Records drawn from a dataset:
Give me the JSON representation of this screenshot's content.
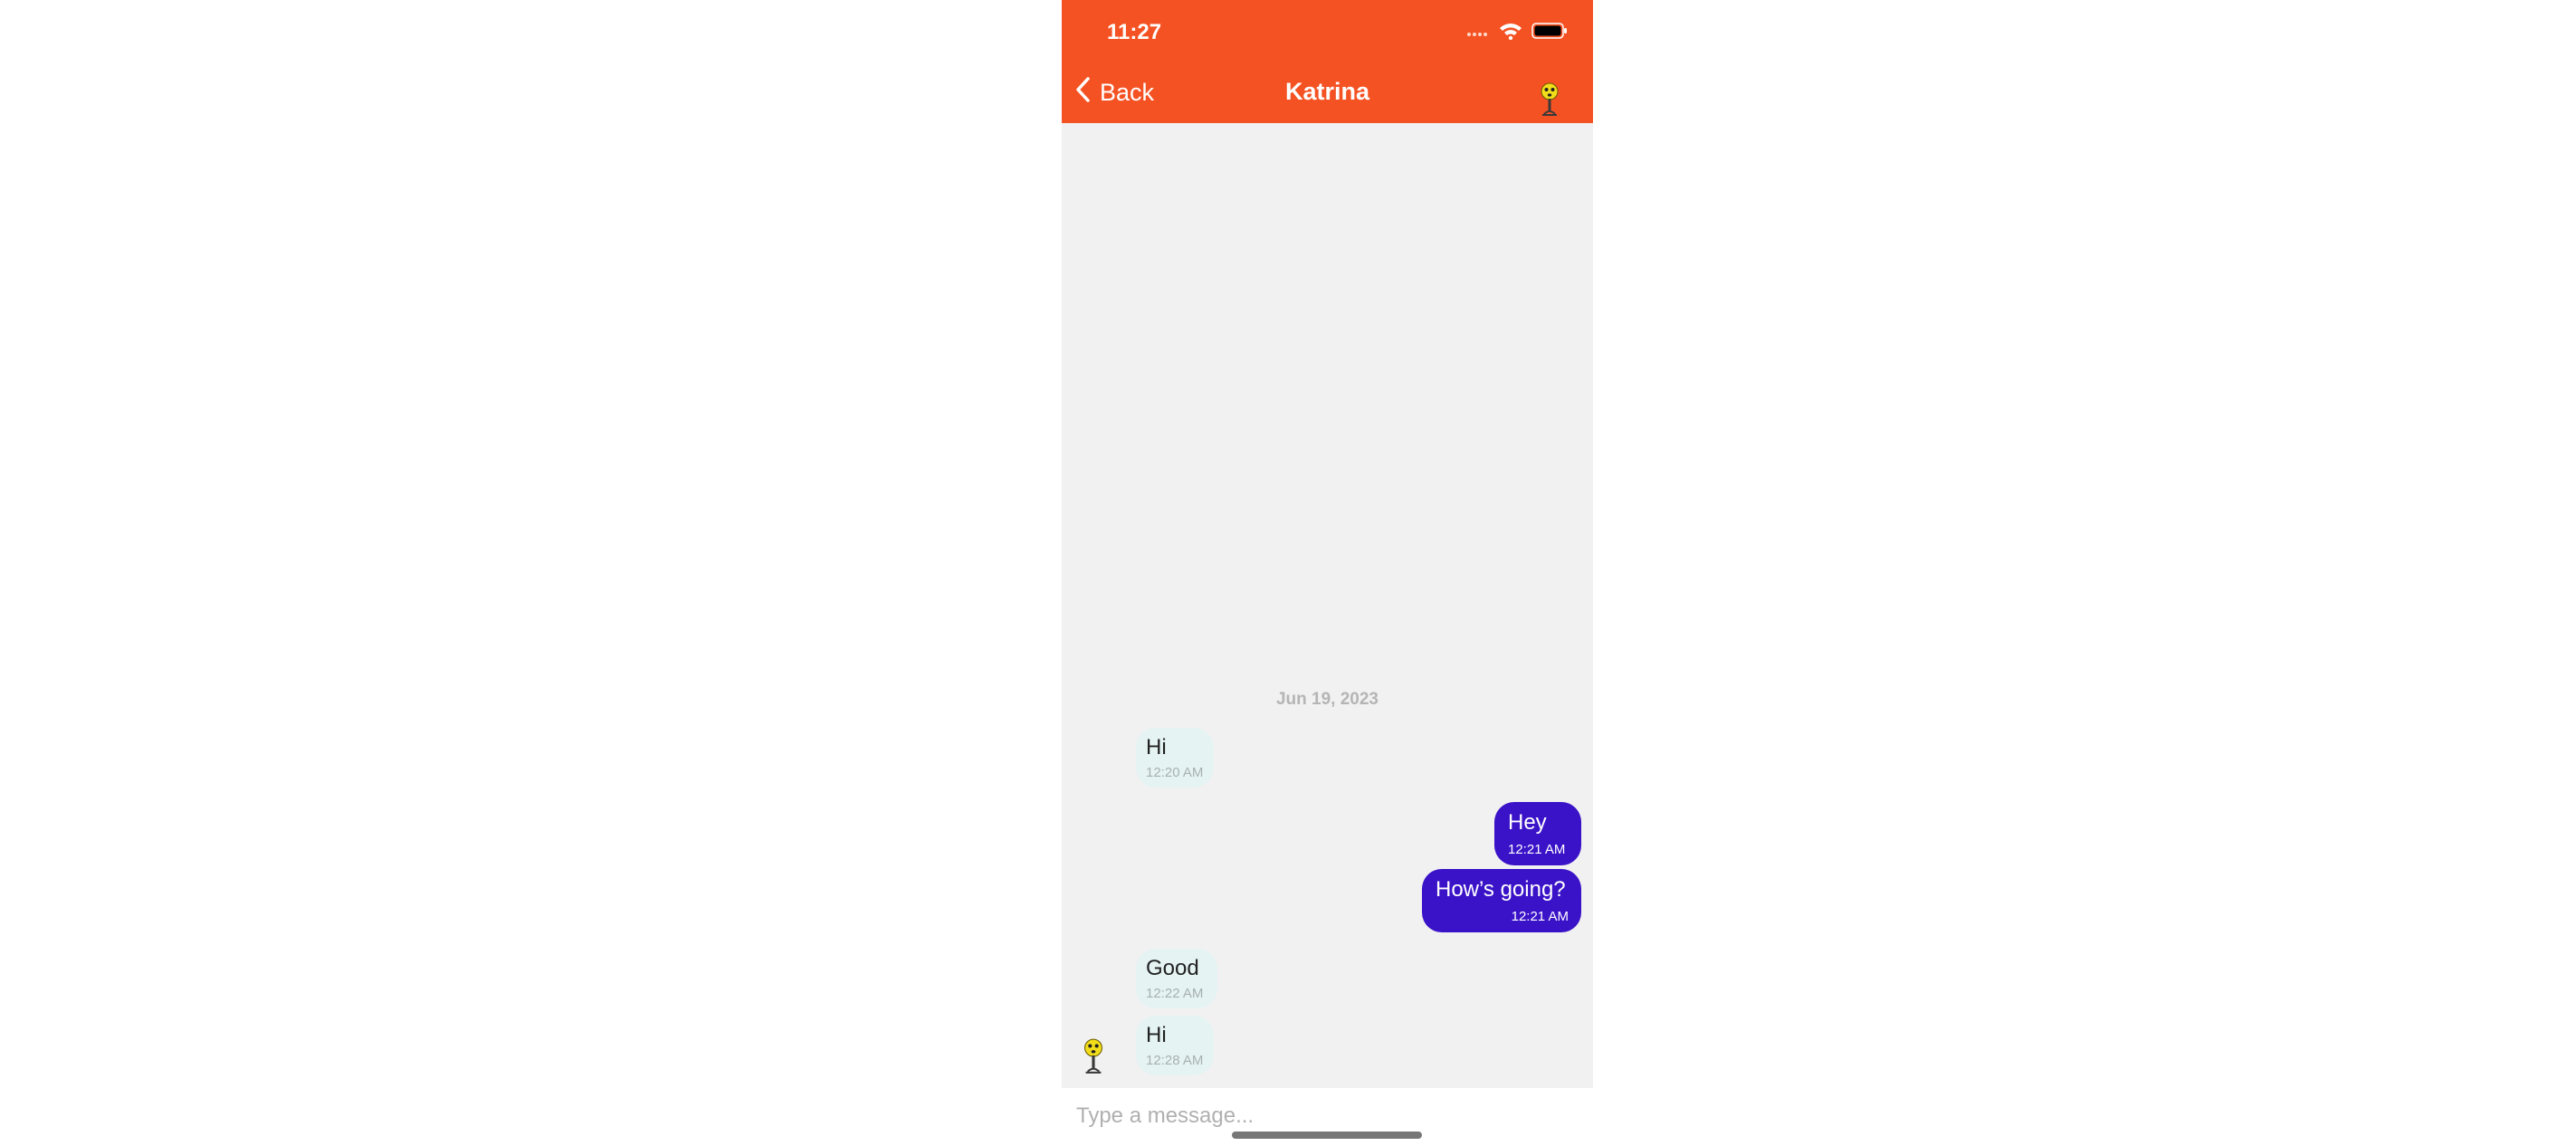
{
  "status_bar": {
    "time": "11:27"
  },
  "nav": {
    "back_label": "Back",
    "title": "Katrina",
    "back_icon": "chevron-left-icon",
    "avatar_icon": "emoji-avatar-icon"
  },
  "chat": {
    "date": "Jun 19, 2023",
    "messages": [
      {
        "direction": "in",
        "text": "Hi",
        "time": "12:20 AM"
      },
      {
        "direction": "out",
        "text": "Hey",
        "time": "12:21 AM"
      },
      {
        "direction": "out",
        "text": "How’s going?",
        "time": "12:21 AM"
      },
      {
        "direction": "in",
        "text": "Good",
        "time": "12:22 AM"
      },
      {
        "direction": "in",
        "text": "Hi",
        "time": "12:28 AM"
      }
    ]
  },
  "composer": {
    "placeholder": "Type a message..."
  },
  "colors": {
    "header": "#f55223",
    "outgoing_bubble": "#3a12c8",
    "incoming_bubble": "#e5f3f3",
    "chat_background": "#f1f1f1"
  }
}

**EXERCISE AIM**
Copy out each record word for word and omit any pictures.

**ANSWER SPACE**
Give me the JSON representation of this screenshot's content.
{
  "status_bar": {
    "time": "11:27"
  },
  "nav": {
    "back_label": "Back",
    "title": "Katrina",
    "back_icon": "chevron-left-icon",
    "avatar_icon": "emoji-avatar-icon"
  },
  "chat": {
    "date": "Jun 19, 2023",
    "messages": [
      {
        "direction": "in",
        "text": "Hi",
        "time": "12:20 AM"
      },
      {
        "direction": "out",
        "text": "Hey",
        "time": "12:21 AM"
      },
      {
        "direction": "out",
        "text": "How’s going?",
        "time": "12:21 AM"
      },
      {
        "direction": "in",
        "text": "Good",
        "time": "12:22 AM"
      },
      {
        "direction": "in",
        "text": "Hi",
        "time": "12:28 AM"
      }
    ]
  },
  "composer": {
    "placeholder": "Type a message..."
  },
  "colors": {
    "header": "#f55223",
    "outgoing_bubble": "#3a12c8",
    "incoming_bubble": "#e5f3f3",
    "chat_background": "#f1f1f1"
  }
}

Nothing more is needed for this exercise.